DS: The song is billed to the Texas Red Dirt Choir, but there’s also an actual gospel choir on the song. How did they get involved?
KH: We told Clayton Horn, the producer on the project, that we knew we wanted all of our friends to come in and sing a line in the song, and that we wanted everyone to sing along on the choruses. One of the things Roger said was “I want it to feel more gospel,” and we kept working on the song to get it where it had that feel. One of the things we told Clay as we were going into the studio was, “Do you think you can find some members of a gospel choir to come in and help us set the tone for the song?” And he said he knew the perfect people, and he brought in a group of five amazing singers that took the project to a whole new level.

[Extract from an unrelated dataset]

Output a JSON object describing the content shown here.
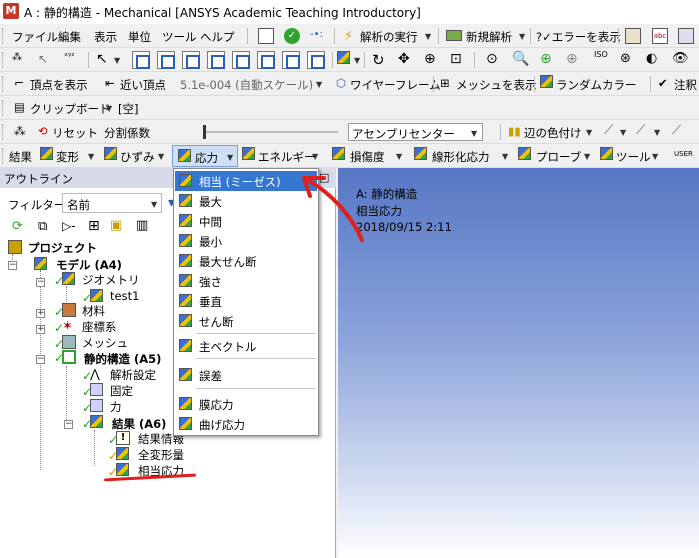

RC: They were from Clay’s church. They set the tone for the project when we got there. They were the first ones to come in and sing. After hearing the song and picking up a couple parts, I could see that they were becoming very emotional too. They went into the other room and had a prayer before they began recording.
KH: They prayed that studio down, man, which was great, because then all our buddies showed up.
DS: What’s the state of the Texas Red Dirt community like these days? Was getting everybody together like this a special occasion, or was it just like any other Friday night?
RC: Those of us who tour full-time, we’re all guilty of putting our heads down and just plowing ahead. Very seldom do we get to pay much attention to our friends, and then occasionally we’ll play big festivals and get to hang out. But an event like this, as far as I know, has never happened. We’re all good friends, but to all come together like this is something new.
KH: It became more clear to me how special it was after the studio session. For hours, there were texts going back and forth in the group text, from some of the biggest names in independent Texas music, just talking about how amazing it was and how glad they were that they got to participate. Speaking to the historical nature of the gathering, Kevin Fowler sent a text that said, “That was epic, thank you for letting me be a part of this historic event.”
DS: What do you want people to take away from the song?
RC: In a world that seems tragic, particularly as we watch storm after tragedy after hurricane after earthquake, it’s really nice to see people loving each other. I feel like this song highlights that. It’s a little bit of a morale booster.
KH: When it’s not on the news every day, or you’re not seeing something as strange as water on the freeways in Houston, there’s the longer-lasting part of the equation: the repair, getting homes back to where they’re livable and they don’t have mold, working through the bureaucratic channels of insurance, and trying to get your life together. My hope is that the song might just remind people that there’s going to be a recovery and a resurrection, and it’s going to be better than it was before after things are rebuilt and restored. I hope it gives people hope—not just in humanity, but maybe also in their circumstances.